Go through the data below. List every line that holds the word "title".

Items listed in a dataset
Segment Open

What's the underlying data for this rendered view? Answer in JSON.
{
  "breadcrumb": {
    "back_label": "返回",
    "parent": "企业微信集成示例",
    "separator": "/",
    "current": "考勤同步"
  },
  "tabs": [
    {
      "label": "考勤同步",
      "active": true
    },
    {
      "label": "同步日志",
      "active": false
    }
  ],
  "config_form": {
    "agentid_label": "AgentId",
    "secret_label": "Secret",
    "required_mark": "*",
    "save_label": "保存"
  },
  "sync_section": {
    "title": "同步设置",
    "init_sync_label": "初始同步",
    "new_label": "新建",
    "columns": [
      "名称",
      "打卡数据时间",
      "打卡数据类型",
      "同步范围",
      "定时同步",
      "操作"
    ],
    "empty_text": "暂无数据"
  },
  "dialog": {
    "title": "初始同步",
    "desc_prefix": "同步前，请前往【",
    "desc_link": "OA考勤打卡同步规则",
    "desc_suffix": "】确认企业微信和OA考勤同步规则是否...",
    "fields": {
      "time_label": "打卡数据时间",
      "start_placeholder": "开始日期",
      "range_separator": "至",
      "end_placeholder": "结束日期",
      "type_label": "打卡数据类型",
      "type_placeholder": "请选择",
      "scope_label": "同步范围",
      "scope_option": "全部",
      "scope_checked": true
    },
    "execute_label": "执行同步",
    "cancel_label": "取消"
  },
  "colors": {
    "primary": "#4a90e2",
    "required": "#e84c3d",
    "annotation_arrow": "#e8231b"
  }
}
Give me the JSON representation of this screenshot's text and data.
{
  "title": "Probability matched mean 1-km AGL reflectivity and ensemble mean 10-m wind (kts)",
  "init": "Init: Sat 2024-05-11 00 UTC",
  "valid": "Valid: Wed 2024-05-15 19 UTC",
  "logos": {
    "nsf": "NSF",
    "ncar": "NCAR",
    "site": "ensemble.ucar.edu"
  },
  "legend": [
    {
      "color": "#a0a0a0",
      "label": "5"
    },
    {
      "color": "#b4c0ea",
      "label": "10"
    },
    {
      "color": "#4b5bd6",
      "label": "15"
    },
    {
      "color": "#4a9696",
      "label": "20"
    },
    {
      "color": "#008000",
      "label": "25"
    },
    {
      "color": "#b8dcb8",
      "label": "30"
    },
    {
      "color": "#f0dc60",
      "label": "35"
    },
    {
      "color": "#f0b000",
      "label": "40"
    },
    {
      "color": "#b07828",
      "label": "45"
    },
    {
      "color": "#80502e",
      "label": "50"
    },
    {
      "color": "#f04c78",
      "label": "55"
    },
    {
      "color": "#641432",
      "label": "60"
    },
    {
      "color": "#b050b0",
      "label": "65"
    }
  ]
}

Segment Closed

*Answer box*
    "title": "同步设置",
    "title": "初始同步",
  "title": "Probability matched mean 1-km AGL reflectivity and ensemble mean 10-m wind (kts)",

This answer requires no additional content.